ENTRIES SUPPLIED section start

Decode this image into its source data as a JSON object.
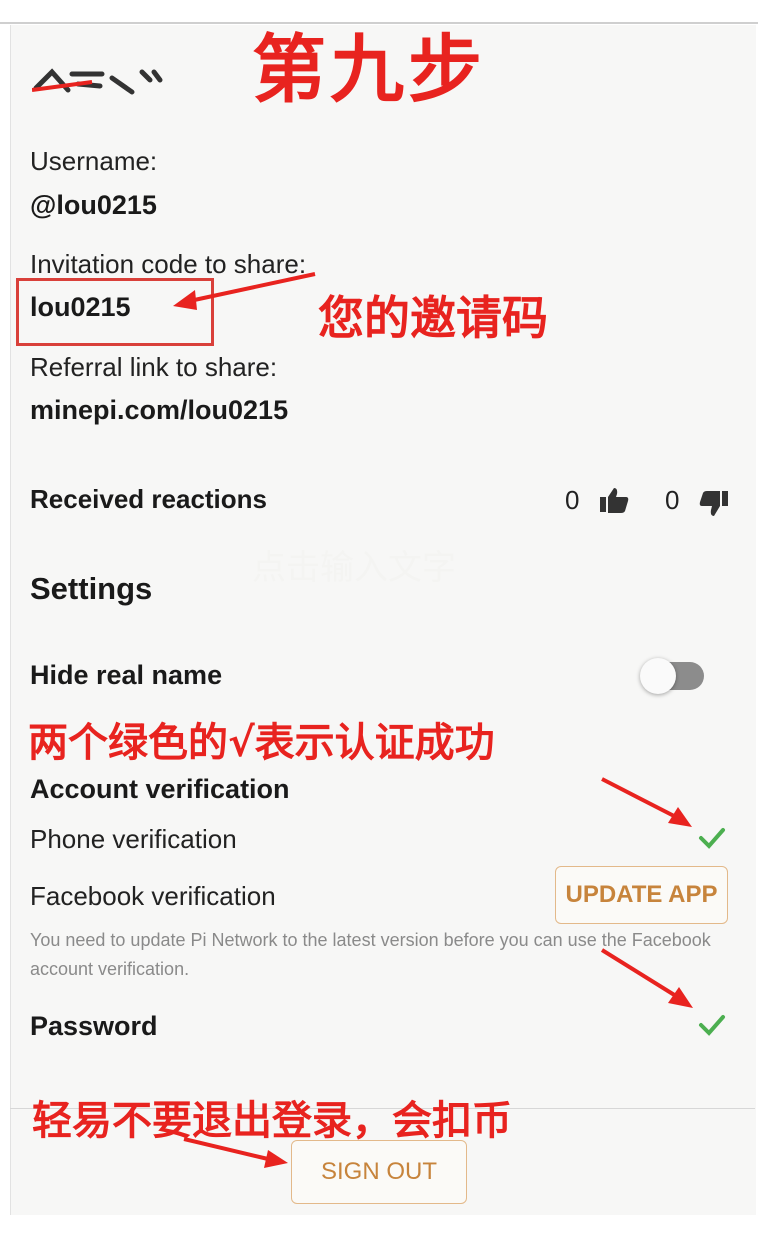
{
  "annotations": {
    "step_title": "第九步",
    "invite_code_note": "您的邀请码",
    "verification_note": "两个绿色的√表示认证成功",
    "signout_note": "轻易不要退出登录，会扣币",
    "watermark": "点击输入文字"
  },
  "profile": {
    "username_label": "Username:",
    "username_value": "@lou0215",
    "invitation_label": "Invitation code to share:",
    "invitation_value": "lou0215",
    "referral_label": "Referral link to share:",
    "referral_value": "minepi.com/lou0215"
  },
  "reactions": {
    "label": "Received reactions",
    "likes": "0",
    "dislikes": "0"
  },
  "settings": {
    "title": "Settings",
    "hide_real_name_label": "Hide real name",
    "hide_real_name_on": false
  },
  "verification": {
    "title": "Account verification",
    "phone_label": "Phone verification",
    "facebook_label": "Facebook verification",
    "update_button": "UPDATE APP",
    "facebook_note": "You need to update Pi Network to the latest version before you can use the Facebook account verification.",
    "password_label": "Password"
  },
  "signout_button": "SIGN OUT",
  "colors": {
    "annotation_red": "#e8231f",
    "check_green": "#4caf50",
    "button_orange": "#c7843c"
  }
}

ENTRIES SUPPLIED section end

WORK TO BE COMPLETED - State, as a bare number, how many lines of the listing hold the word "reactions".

WRITTEN RESPONSE - 2